-- Opening Marker --
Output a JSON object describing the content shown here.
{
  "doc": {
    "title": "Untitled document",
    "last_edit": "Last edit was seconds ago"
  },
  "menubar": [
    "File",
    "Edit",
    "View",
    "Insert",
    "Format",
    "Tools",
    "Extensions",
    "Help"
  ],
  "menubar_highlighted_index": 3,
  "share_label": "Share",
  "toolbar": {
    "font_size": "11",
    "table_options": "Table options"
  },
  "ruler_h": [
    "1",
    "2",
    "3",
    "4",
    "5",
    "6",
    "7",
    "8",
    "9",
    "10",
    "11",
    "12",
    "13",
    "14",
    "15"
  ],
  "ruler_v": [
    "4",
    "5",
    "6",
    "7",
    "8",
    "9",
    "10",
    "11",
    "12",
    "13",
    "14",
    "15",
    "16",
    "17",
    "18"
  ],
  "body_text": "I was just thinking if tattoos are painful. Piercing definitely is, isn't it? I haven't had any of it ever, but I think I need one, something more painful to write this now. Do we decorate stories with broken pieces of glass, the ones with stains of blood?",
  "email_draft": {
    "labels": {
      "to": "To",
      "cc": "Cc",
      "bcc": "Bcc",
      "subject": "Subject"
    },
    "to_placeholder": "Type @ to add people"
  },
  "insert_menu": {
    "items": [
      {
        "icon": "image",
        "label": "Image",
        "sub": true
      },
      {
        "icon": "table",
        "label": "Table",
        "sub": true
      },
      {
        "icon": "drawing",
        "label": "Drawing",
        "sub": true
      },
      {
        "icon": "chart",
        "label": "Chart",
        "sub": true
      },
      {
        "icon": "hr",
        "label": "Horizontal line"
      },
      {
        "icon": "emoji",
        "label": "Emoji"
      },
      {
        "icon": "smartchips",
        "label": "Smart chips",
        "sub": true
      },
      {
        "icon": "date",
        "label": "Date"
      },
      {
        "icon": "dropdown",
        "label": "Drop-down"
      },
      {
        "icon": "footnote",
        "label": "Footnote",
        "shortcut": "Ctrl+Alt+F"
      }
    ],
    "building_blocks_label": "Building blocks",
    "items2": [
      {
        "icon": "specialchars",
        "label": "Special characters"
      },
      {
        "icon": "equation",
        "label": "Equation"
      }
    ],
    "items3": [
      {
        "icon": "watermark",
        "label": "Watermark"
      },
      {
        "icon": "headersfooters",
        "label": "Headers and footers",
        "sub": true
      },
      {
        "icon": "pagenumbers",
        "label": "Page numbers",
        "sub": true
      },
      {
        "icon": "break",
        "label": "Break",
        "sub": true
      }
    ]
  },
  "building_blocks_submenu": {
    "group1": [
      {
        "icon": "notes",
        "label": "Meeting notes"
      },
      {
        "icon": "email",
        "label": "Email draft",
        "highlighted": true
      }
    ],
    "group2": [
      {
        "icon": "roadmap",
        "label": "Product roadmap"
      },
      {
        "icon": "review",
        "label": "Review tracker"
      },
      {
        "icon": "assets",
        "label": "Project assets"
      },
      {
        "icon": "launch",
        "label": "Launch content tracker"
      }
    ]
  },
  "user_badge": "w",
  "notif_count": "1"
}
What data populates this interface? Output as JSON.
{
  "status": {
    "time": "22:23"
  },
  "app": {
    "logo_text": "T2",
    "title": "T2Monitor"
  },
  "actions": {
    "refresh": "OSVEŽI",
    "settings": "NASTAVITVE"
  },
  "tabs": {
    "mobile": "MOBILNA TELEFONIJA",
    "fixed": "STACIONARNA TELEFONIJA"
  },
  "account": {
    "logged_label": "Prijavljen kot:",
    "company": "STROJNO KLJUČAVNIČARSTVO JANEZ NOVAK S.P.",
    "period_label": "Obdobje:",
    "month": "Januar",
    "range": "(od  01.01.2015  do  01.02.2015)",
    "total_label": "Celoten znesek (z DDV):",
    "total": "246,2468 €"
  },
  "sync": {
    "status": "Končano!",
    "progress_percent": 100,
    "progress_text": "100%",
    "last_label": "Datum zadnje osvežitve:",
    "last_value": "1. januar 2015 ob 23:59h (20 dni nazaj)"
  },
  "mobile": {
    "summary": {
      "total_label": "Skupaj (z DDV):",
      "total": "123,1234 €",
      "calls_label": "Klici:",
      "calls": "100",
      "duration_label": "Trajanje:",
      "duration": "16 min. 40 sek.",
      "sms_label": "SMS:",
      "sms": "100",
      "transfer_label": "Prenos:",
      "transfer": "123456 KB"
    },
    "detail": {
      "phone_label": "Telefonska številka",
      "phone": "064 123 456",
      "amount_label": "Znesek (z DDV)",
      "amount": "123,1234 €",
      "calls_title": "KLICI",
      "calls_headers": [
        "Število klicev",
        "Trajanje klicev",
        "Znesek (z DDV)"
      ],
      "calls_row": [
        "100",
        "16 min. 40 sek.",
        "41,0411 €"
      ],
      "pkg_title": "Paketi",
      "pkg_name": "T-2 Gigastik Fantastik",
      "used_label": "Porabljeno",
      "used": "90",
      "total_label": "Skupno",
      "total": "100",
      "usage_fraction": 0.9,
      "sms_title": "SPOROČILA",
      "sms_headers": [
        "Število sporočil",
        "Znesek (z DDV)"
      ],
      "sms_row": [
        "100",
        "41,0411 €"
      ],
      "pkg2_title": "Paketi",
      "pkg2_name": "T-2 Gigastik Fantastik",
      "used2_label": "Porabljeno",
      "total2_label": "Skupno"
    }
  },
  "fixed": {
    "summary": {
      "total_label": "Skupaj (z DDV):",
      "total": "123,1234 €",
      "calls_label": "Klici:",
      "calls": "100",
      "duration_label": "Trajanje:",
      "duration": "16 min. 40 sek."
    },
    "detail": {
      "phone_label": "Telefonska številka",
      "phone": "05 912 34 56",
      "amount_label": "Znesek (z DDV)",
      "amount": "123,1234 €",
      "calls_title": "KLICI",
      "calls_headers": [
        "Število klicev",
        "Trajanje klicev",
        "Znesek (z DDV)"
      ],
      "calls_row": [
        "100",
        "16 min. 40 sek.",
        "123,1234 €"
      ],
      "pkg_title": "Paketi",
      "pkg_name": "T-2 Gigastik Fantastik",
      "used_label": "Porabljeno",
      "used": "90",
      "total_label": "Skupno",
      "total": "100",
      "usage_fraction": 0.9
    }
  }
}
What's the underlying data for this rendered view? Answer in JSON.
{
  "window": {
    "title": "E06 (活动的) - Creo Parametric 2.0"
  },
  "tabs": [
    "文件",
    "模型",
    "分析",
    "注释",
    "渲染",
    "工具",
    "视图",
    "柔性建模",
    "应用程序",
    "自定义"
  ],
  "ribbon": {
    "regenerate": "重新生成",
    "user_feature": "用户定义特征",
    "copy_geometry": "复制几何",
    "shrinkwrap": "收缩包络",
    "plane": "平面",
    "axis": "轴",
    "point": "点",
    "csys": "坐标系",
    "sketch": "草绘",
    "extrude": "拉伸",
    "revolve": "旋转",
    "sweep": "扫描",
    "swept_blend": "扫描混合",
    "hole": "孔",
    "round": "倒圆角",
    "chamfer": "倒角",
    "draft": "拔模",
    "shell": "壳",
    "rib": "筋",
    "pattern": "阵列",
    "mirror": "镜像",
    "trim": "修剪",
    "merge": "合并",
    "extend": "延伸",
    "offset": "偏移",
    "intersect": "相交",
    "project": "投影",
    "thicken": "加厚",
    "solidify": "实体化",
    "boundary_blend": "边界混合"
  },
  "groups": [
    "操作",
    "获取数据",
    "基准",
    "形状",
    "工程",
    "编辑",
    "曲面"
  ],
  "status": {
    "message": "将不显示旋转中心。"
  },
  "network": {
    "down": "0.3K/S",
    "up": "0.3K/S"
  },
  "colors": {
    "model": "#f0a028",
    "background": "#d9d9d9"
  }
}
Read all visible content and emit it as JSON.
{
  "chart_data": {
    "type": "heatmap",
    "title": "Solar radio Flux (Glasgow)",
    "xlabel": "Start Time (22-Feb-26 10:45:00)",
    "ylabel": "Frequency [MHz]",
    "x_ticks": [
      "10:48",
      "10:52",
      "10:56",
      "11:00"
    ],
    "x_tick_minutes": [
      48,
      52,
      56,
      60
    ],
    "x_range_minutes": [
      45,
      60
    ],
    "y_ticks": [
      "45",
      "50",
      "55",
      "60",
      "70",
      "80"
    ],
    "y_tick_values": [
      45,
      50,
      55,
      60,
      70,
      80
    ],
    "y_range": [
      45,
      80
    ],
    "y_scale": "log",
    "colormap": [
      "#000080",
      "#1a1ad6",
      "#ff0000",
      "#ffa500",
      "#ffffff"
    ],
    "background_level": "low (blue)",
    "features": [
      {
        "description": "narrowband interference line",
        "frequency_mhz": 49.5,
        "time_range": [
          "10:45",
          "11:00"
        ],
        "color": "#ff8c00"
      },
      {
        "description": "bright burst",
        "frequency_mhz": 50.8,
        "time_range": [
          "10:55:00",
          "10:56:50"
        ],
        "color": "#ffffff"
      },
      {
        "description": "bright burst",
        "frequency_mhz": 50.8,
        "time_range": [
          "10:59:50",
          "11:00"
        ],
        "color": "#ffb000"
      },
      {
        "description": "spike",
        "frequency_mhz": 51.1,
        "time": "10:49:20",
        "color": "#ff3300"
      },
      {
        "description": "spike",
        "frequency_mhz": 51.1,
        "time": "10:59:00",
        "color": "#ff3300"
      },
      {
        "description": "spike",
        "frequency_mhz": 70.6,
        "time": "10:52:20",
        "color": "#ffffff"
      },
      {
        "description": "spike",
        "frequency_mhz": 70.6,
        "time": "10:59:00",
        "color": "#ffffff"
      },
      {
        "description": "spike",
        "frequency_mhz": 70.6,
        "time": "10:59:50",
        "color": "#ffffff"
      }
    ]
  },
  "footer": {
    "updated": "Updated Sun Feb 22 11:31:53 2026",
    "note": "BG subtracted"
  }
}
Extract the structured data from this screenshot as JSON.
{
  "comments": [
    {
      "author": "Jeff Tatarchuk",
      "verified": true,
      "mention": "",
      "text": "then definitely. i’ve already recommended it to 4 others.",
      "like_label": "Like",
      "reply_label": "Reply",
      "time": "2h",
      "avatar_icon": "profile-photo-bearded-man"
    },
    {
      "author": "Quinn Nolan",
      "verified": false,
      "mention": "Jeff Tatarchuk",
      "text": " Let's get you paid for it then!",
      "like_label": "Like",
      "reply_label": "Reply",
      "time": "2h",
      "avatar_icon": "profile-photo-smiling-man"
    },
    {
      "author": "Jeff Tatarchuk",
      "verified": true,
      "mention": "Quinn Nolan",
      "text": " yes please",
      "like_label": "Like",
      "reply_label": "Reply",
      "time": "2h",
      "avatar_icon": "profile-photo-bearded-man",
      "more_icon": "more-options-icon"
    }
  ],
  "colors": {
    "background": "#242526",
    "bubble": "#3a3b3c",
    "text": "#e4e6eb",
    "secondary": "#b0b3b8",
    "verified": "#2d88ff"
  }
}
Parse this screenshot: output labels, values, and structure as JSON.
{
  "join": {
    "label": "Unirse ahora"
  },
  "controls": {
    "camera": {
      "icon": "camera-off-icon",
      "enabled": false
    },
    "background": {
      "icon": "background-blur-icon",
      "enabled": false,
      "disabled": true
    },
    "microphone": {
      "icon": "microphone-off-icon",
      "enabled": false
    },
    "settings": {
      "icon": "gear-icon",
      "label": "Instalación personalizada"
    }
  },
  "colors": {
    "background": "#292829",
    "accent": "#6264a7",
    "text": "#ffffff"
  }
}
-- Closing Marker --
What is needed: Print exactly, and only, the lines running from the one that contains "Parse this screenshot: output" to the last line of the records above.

Solved exercise:
Parse this screenshot: output labels, values, and structure as JSON.
{
  "join": {
    "label": "Unirse ahora"
  },
  "controls": {
    "camera": {
      "icon": "camera-off-icon",
      "enabled": false
    },
    "background": {
      "icon": "background-blur-icon",
      "enabled": false,
      "disabled": true
    },
    "microphone": {
      "icon": "microphone-off-icon",
      "enabled": false
    },
    "settings": {
      "icon": "gear-icon",
      "label": "Instalación personalizada"
    }
  },
  "colors": {
    "background": "#292829",
    "accent": "#6264a7",
    "text": "#ffffff"
  }
}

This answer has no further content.